Wednesday, December 2, 2020

Pew Study Finds Most Hispanic Children Second Generation

Latino Children

A Pew Hispanic Center report reveals that a majority of Hispanic children are now the U.S.-born children of immigrants, primarily Mexicans who came to this country in an immigration wave that started around 1980.

The report analyzed the most recent Census data and shows a dramatic demographic shift among the nation’s 16 million Hispanic children, who are one of the fastest-growing child populations in the United States and currently account for more than one out of five U.S. children.

In 1980, nearly six in 10 Latino children had native-born U.S. citizen parents and grandparents. The report finds that currently 52 percent of all Latino children have parents who were born abroad.

The nation’s 1.7 million first-generation immigrant Latino children, who are more likely to be in their early teens, face significant challenges compared to their peers. One-third live in poverty, 43 percent are not fluent in English, and nearly half were born to parents who never finished high school.

Jeffery Passel, the author of the report concludes that by 2025, nearly one in three children in the United States will be Latino.

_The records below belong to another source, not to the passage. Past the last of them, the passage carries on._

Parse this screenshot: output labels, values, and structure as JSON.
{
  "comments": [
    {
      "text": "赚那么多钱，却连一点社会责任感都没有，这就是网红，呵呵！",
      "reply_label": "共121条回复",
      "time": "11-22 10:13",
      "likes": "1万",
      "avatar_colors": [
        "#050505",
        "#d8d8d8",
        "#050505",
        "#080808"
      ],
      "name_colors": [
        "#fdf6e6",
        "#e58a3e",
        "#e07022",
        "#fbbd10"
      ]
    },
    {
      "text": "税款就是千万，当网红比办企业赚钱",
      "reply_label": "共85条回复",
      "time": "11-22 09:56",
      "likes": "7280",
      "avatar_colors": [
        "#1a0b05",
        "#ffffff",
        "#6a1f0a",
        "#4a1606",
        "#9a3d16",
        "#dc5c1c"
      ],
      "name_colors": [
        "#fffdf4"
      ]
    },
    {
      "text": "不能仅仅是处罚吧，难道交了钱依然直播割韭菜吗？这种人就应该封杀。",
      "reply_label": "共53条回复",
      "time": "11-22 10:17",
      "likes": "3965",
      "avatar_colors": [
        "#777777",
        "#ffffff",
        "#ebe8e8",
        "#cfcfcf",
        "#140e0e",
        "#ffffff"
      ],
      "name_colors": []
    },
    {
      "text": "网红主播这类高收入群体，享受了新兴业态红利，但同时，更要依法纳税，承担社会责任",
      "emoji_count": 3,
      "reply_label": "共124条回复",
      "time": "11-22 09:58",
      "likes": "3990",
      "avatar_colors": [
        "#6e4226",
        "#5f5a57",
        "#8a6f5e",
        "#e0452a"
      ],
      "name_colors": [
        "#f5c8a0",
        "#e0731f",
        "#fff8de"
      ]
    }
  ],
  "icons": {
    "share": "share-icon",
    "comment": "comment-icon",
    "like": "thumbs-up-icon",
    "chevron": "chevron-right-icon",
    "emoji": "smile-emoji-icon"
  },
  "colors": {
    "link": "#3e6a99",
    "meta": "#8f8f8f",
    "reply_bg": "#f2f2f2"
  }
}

To view the full report please click here.

Washington Post

United Press International

AFP